Matthew J. Matasar, MD: We haven’t seen published longer-term outcomes. We have the early outcomes for which there was no statistically significant difference.
Adam M. Brufsky, MD, PhD: The question is, the FDA requires what? What exactly does the FDA require before they allow us to come to market?
Tim Peterson, PharmD, BCOP: Initially, the first step is looking at noninferiority for pharmacokinetic exposure. That’s the very first step.
Adam M. Brufsky, MD, PhD: It sounds like a biosimilar in a way.
Tim Peterson, PharmD, BCOP: Exactly. Second, they’re looking at safety and efficacy. That’s where we’re comparing these end points. We’re looking at our CR rates, we’re looking at our PFS [progression-free survival] for our rituximab patients. We’re looking at safety end points to see, is there a difference in any adverse event? When we think about trastuzumab, cardiomyopathy and things like that come into play, right? Similar rates were found for that too, right?
Adam M. Brufsky, MD, PhD: Because one would expect that you could argue, “Oh, it’s a higher flat dose. You get more cardiomyopathy.” No, I get it. It really wasn’t the case; it was the same.
Tim Peterson, PharmD, BCOP: Exactly, and to that point too, the recommendations for cardiomyopathy for trastuzumab subcutaneous are largely the same. Your baseline echocardiogram every 3 months during therapy, that kind of thing remains the same based on those data.
Adam M. Brufsky, MD, PhD: Are there any contraindications to subcutaneous dosing at all that you know of?
Matthew J. Matasar, MD: When we refer patients, the question is really, “Is there intact integument?” If people have chronic skin disease, that certainly can be a problem for patients who have some forms of B-cell lymphoma, for which you may just feel uncomfortable, frankly, in treating through the skin. But regarding the number of situations that have arisen clinically where I’ve said, “You know, I’m not comfortable giving you subcutaneous treatment on the basis of comorbidity or physiology,” I almost can’t think of such a case.
Adam M. Brufsky, MD, PhD: The one I would expect from my nurses is low platelets. If someone walks in the door with a platelet count of 25, I’m sure my nurses will say, “Dr Brufsky, you can’t do this.

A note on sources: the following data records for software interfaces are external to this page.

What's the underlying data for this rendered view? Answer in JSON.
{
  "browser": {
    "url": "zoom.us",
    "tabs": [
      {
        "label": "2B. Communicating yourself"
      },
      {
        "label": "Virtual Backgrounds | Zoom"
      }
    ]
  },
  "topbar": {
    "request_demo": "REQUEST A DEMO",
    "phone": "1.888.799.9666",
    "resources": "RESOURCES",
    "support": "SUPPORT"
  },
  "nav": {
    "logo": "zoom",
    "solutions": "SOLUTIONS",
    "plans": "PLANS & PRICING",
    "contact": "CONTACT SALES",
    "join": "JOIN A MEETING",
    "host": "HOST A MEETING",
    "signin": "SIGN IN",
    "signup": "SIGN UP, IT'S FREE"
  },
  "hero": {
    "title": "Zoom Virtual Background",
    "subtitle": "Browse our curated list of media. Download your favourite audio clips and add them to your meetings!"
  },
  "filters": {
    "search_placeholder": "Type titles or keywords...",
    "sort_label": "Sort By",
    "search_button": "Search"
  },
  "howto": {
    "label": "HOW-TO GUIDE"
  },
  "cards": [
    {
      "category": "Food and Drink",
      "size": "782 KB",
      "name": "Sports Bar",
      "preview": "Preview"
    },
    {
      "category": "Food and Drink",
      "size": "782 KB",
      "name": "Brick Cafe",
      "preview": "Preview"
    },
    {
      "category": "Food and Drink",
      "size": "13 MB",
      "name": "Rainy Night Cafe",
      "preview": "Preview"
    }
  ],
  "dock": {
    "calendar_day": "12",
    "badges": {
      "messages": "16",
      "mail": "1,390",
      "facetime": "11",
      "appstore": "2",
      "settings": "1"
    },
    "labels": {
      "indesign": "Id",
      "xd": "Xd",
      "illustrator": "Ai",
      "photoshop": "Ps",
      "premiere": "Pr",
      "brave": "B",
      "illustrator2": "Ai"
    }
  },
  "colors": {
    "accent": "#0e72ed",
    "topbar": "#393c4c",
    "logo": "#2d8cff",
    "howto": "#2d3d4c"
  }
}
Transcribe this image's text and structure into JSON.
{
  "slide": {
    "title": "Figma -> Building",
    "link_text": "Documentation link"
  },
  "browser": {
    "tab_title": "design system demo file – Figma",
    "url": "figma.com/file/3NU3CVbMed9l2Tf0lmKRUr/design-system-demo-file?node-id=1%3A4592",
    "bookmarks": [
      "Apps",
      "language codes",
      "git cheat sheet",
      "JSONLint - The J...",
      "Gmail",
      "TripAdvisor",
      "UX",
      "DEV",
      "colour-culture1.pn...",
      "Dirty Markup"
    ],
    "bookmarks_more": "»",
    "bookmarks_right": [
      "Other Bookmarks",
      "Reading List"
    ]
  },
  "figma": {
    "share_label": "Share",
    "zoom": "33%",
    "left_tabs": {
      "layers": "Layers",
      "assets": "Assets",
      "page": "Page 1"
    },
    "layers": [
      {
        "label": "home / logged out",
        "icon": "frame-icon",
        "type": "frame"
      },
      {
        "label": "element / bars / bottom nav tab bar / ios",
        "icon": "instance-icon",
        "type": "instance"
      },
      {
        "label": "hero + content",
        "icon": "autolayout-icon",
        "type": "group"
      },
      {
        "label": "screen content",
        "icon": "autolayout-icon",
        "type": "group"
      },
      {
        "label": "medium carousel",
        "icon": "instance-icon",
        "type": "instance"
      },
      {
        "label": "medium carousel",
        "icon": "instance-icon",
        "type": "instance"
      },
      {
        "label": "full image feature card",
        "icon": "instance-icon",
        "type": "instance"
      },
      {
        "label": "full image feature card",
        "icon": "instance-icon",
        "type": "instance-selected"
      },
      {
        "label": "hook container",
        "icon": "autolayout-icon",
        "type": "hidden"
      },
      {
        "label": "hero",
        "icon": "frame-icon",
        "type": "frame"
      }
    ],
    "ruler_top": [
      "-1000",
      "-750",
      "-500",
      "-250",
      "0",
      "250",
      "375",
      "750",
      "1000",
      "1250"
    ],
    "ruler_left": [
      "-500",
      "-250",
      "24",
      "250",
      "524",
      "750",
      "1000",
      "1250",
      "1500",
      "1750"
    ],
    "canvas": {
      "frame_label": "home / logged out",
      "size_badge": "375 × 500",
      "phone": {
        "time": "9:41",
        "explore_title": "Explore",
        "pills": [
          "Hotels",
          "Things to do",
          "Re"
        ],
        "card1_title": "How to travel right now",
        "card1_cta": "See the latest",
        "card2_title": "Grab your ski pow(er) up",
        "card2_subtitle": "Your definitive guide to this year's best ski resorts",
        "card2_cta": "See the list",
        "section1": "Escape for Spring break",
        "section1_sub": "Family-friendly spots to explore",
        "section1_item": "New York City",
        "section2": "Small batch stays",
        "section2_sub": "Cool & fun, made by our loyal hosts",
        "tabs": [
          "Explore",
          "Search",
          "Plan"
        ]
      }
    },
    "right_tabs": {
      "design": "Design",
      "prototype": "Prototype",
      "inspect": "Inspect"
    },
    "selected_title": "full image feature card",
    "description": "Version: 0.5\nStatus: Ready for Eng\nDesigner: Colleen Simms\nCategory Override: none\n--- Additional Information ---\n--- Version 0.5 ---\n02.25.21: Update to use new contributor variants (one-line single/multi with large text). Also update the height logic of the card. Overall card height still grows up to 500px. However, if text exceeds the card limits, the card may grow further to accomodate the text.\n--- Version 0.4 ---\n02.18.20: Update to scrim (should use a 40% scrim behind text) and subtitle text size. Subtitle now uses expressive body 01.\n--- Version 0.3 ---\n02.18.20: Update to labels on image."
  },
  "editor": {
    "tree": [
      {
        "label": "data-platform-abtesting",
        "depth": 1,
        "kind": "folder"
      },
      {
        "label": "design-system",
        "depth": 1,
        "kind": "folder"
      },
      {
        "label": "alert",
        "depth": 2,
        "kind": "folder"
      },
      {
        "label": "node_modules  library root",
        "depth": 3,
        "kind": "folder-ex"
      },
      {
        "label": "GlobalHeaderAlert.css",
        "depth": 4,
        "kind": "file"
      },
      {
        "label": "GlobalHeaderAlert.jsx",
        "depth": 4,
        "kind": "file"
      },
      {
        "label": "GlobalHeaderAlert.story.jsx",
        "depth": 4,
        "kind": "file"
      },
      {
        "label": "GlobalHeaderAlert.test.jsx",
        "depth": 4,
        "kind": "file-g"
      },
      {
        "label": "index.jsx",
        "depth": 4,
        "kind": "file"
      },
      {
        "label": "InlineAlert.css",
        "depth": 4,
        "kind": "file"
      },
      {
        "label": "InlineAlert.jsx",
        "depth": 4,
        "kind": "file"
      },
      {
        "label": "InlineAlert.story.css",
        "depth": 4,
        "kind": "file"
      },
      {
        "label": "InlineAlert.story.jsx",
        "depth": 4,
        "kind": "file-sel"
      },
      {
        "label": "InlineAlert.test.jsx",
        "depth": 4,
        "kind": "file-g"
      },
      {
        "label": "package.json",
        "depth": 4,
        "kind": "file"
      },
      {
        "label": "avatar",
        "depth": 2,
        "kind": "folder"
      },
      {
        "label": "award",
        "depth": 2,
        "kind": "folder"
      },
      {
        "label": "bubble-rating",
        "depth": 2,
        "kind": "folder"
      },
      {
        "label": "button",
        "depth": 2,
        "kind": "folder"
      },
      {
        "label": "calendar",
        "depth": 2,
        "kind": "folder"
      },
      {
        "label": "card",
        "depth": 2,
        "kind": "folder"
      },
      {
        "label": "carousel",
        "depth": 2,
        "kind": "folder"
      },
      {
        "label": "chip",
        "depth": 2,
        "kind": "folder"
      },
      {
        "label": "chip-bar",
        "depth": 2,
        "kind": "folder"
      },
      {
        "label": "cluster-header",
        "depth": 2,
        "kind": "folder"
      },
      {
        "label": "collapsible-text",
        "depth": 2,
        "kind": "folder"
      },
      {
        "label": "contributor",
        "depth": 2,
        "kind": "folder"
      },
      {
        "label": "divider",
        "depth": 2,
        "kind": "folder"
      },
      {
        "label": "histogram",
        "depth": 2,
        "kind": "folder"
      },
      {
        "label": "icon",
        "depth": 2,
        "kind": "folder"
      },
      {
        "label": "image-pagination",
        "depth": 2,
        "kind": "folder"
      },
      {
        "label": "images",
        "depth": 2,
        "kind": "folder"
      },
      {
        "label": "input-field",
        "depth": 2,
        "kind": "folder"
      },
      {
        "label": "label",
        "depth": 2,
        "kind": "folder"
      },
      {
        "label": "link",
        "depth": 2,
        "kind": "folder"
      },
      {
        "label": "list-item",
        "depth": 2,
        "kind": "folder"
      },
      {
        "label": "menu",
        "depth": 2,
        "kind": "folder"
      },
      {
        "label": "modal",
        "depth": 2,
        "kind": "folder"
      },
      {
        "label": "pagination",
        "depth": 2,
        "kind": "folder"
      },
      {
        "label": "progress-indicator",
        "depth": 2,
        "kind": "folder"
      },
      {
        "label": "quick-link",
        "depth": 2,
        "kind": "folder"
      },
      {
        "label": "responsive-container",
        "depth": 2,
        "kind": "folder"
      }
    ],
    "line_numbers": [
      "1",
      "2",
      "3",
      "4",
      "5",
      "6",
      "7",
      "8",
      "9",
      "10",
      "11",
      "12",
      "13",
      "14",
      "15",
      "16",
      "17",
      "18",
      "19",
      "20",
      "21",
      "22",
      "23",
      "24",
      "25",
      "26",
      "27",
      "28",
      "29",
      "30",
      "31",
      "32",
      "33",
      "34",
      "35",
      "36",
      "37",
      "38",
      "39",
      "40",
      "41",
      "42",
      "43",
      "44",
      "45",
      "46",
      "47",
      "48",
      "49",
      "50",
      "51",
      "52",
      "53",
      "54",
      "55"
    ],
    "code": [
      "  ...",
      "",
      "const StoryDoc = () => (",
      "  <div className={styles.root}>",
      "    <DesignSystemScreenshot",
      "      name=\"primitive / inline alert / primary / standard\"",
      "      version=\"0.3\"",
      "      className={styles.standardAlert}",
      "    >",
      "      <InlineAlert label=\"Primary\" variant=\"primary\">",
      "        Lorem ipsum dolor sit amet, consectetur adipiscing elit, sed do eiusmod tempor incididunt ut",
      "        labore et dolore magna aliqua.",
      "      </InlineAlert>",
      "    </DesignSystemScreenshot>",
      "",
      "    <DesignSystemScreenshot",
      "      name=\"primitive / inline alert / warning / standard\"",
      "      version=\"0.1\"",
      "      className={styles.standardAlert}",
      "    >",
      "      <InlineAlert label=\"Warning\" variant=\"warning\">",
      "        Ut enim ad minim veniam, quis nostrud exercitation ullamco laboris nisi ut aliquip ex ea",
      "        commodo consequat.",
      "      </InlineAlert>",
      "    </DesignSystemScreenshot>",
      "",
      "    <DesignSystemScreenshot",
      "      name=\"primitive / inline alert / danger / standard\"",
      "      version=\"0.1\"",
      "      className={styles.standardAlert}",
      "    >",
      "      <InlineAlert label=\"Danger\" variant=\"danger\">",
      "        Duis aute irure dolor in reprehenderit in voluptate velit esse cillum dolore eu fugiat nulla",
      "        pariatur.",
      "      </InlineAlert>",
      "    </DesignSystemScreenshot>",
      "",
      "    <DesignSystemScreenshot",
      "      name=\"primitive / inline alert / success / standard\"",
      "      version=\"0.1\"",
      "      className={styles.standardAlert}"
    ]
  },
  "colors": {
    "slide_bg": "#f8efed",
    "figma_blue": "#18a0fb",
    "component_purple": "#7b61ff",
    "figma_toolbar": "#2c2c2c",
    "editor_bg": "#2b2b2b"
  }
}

You never have.” This is really important to put online. I’d like people to know this, that it is not an issue.
Tim Peterson, PharmD, BCOP: That inquiry has definitely come up. I know that’s come up, and I’m sure that’s come to you from the treatment team, but that’s definitely not something that is a problem.
Adam M. Brufsky, MD, PhD: It’s reassuring to know you can do this with low platelets.
Matthew J. Matasar, MD: In my opinion there is no platelet count below which it is not safe to give subcutaneous rituximab.
Adam M. Brufsky, MD, PhD: And with lymphoma, there have been some pretty low platelets.
Matthew J. Matasar, MD: We see them low.
Adam M. Brufsky, MD, PhD: Right, exactly. OK, good, I got it.